Materials provided Block Start

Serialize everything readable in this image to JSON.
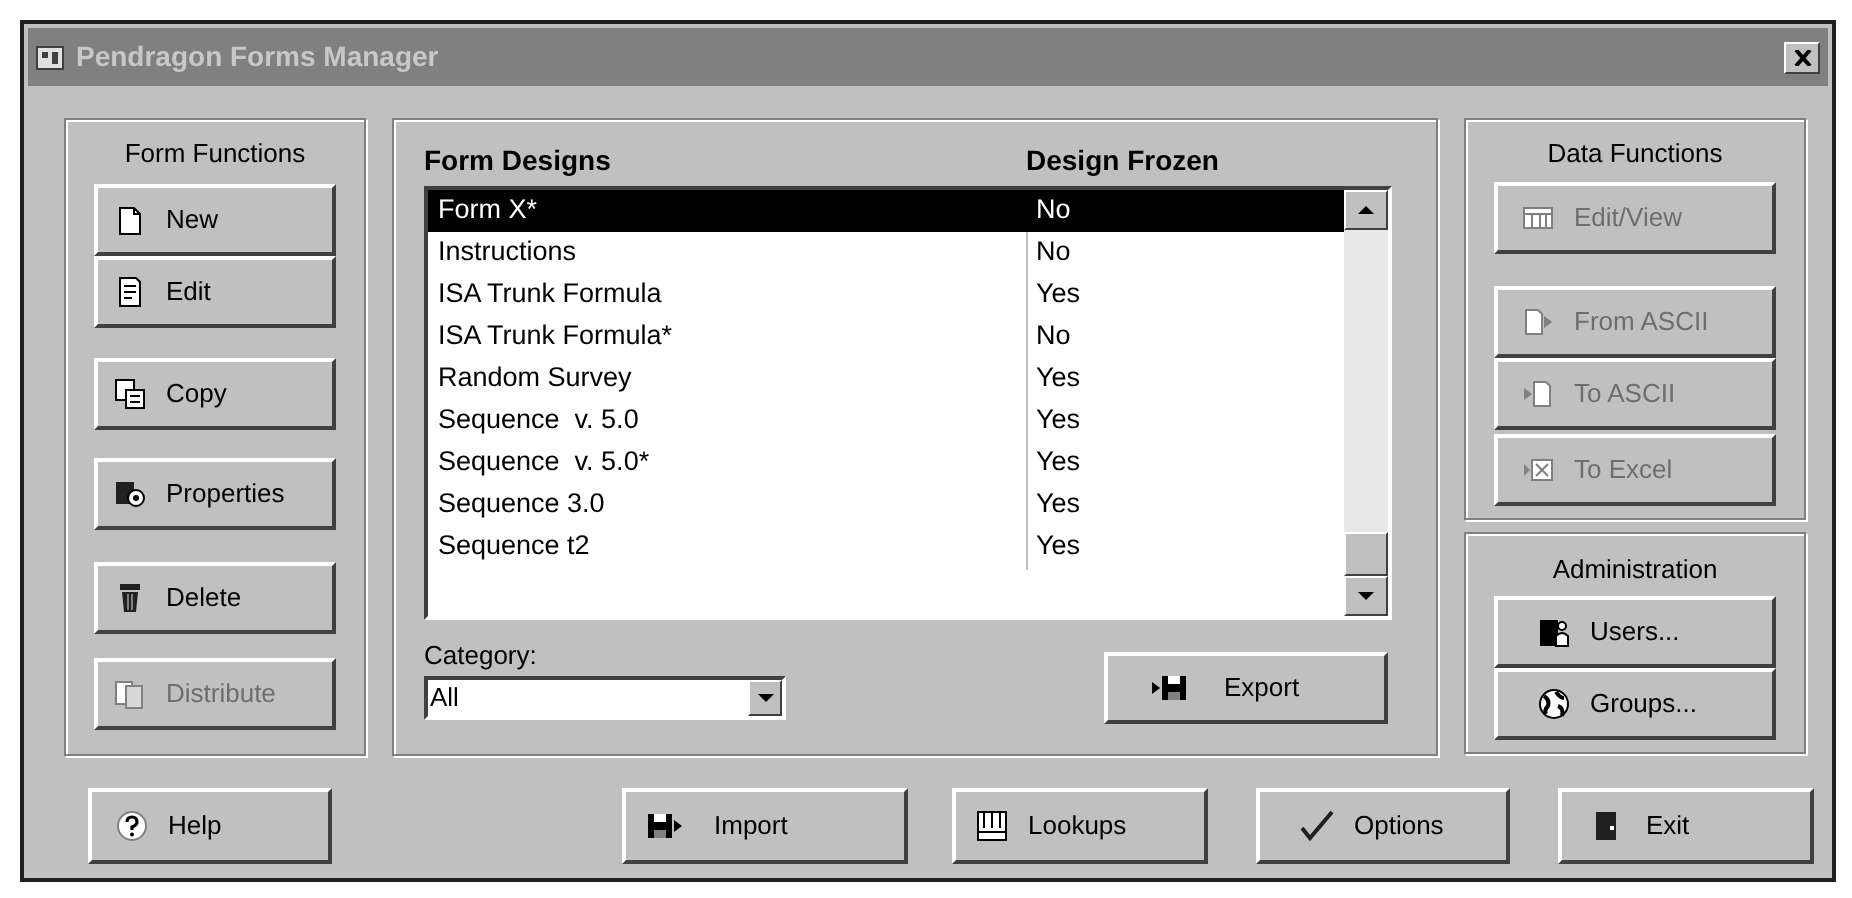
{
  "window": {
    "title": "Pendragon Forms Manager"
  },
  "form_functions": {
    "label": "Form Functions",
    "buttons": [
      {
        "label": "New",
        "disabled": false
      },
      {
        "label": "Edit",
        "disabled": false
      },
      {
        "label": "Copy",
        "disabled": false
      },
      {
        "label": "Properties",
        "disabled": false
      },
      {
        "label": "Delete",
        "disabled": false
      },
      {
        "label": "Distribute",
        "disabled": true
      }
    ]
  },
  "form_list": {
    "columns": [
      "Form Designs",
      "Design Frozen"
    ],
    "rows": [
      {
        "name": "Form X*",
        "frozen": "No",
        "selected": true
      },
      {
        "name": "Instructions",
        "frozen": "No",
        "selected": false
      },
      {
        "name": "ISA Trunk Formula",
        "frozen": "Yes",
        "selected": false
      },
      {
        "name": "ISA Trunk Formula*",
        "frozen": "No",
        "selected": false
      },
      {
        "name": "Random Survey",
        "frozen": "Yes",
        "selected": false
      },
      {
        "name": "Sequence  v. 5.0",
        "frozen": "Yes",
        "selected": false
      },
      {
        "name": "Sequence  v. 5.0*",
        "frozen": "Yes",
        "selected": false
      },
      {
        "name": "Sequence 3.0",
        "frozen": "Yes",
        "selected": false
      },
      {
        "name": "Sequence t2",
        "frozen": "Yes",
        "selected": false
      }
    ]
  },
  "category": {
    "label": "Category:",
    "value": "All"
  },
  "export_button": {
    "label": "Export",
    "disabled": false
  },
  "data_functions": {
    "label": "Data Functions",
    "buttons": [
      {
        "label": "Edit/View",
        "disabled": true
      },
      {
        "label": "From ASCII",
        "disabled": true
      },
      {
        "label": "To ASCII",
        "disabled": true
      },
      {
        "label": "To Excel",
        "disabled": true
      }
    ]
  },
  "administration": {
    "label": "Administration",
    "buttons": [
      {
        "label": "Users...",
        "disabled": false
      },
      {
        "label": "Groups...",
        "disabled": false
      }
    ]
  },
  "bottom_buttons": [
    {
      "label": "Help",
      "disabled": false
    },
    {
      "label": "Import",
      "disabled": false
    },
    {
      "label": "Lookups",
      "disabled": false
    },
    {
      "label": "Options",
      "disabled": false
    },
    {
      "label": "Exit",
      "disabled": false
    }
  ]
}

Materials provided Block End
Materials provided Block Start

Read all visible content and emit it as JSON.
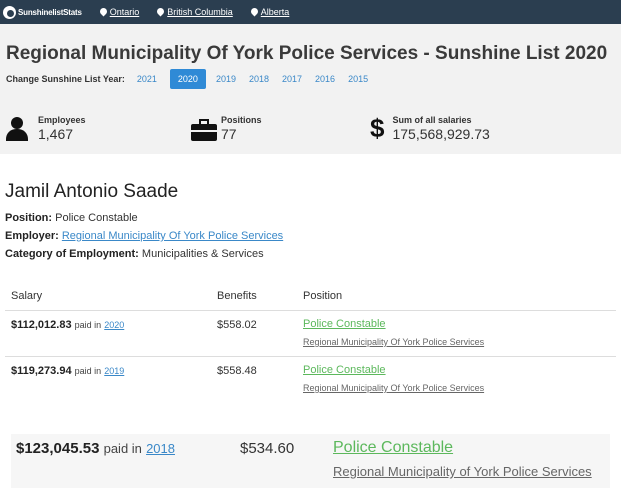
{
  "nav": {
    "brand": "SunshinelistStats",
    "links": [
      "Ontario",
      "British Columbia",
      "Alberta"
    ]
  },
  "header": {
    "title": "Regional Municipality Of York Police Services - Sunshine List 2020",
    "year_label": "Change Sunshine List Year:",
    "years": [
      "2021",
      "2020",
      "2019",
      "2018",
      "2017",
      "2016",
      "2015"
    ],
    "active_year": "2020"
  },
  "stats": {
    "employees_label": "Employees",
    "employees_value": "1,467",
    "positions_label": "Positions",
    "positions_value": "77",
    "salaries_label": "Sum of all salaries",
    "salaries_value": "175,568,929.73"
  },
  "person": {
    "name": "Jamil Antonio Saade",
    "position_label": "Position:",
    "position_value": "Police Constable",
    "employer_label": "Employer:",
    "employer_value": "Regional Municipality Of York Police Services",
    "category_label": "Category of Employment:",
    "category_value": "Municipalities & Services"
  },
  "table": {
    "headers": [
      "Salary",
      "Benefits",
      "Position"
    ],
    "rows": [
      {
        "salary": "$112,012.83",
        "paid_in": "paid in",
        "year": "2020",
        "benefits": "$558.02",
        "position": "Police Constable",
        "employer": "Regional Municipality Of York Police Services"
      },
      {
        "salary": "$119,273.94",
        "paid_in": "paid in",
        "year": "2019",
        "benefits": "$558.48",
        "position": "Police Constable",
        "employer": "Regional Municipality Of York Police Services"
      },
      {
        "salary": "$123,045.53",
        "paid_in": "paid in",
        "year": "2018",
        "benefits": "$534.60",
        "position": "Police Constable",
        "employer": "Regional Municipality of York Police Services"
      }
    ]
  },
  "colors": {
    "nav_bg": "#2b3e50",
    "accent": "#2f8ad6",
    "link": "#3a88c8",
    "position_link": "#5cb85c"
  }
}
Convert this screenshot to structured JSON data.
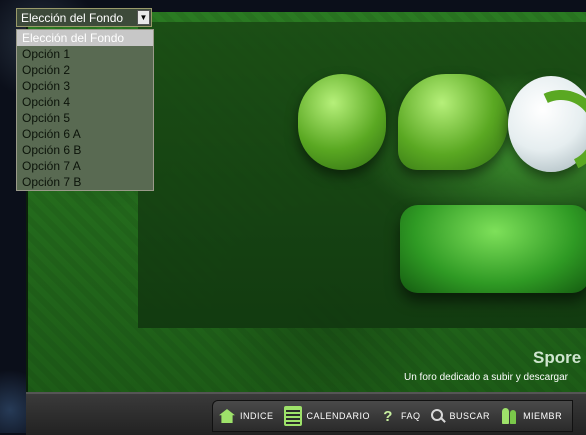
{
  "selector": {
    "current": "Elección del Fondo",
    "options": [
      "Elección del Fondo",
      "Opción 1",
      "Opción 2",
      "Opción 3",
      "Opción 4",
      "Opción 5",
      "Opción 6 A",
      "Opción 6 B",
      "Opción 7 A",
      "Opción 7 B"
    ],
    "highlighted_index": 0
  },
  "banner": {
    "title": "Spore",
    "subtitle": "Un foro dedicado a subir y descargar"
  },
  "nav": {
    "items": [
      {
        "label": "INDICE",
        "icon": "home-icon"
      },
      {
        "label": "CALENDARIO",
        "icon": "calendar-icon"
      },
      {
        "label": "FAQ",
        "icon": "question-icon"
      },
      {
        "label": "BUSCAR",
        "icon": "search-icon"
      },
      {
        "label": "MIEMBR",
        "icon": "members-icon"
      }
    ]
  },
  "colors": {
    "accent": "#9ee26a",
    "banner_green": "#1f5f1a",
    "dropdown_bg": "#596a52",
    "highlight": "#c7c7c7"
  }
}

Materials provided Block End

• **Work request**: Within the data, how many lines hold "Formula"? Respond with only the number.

• **Response to this exercise**: 2